For more information on trade corridor in New York State and throughout North America, please refer to the 2009 North American Trade Corridors study.
Global Corridors: Connecting Continental 1 to the region, the nation, and the world
A comprehensive study of global trade corridors was conducted during Phase 1 to help the team better understand the overall impact that trade corridors have on different regions of the world, to look for consistent trends, and to place Continental 1 in a global context.
This study included detailed reviews of historic trade corridors, including the Silk Road that ran from China to Africa; varying definitions of trade corridors as defined by the multiple studies devoted to this subject; the impact of trade corridors on the socio- economic development of Europe, Asia, Africa, and South America, including continental philosophies and infrastructure plans.
While it‘s easy to think of trade corridors as something that came of age with the proliferation of motor vehicles (i.e. our interstate system), the phenomenon of trade corridors is not unique to North America during the twentieth and twenty-first centuries. In fact, the earliest trade route, the Silk Road, still serves as the role model for economic growth and prosperity.

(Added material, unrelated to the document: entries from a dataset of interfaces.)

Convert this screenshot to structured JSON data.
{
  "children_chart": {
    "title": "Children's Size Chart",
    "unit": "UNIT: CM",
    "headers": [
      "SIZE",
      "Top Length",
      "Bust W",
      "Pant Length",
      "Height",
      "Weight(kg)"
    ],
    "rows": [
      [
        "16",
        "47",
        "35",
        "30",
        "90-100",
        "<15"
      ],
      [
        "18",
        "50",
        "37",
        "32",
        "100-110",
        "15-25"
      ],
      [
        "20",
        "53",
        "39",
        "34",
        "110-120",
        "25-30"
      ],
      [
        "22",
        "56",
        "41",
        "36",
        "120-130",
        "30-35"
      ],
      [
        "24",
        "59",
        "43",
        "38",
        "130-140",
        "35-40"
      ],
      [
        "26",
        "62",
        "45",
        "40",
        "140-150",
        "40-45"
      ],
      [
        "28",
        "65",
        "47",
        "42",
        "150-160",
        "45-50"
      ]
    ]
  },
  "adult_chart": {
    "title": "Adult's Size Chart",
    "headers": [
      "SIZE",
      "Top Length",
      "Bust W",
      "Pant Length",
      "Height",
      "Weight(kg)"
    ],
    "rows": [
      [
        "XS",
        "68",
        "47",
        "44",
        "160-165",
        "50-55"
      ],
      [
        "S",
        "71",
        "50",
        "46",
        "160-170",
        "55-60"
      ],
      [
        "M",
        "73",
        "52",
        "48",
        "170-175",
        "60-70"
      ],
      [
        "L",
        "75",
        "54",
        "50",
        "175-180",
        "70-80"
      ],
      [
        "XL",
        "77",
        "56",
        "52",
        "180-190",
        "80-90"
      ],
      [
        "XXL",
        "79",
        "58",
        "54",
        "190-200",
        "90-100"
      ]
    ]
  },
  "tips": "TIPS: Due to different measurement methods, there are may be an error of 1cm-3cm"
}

In Asia, the development of trade corridor infrastructure is necessary to meet the continent‘s demands of increased trade and economic growth. In Europe, the European Union is seeking to enter new markets, namely former Soviet Bloc countries, thus offering the EU a renewed economic influence in this region. The global debate on Africa‘s distraught economic picture—one of constant underdevelopment and poverty—is still present. One of the innovative ways to address this issue has been to invest in the development of trade corridors. Existing trade corridors in Eastern, Southern, and Western Africa have served as models for increased trade, improved job conditions, and overall improved social and economic outlooks for the continent.
The lessons learned from this study clearly frame the Continental 1 trade corridor in the context of a global trade corridor in that Continental 1 will span two countries (U.S. and Canada) and will provide a more direct route to a major shipping port (Miami). Like many of the global trade corridors listed in Figure 2, Continental 1‘s funding structure is modeled after the principles of a public/private partnership. Additionally, the key reasons cited for expansion of the Continental 1 corridor follow the central themes that guide infrastructure projects around the globe. The expansion of Continental 1 serves to:
· Improve the socio-economic development of the regions along the route, specifically the Rust Belt areas of western New York and western Pennsylvania. These areas have endured an increasing loss of trade and tourism throughout the last century
· Integrate trade between Canada, the U.S., and, by-way of the ports located in Miami, South America, Latin America, and the Caribbean
· Increase safety and security by expanding to a four-lane, limited access highway, thus eliminating the need for commercial carriers and other long distance travelers to pass through residential areas
To learn more about these global trade corridors and how they impact their regions, see the complete Continental 1 Global Trade Corridors Study. You may also be interested in our extensive bibliography.